Exercise directions
Give the number of lines in the data that contain "label", and nothing more.

Data excerpts
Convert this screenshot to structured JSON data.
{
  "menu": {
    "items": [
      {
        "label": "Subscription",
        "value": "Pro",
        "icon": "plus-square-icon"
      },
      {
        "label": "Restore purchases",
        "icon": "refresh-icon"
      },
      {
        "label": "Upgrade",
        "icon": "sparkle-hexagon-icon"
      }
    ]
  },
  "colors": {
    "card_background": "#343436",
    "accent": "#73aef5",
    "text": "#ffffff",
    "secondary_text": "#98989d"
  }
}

Result for this task
3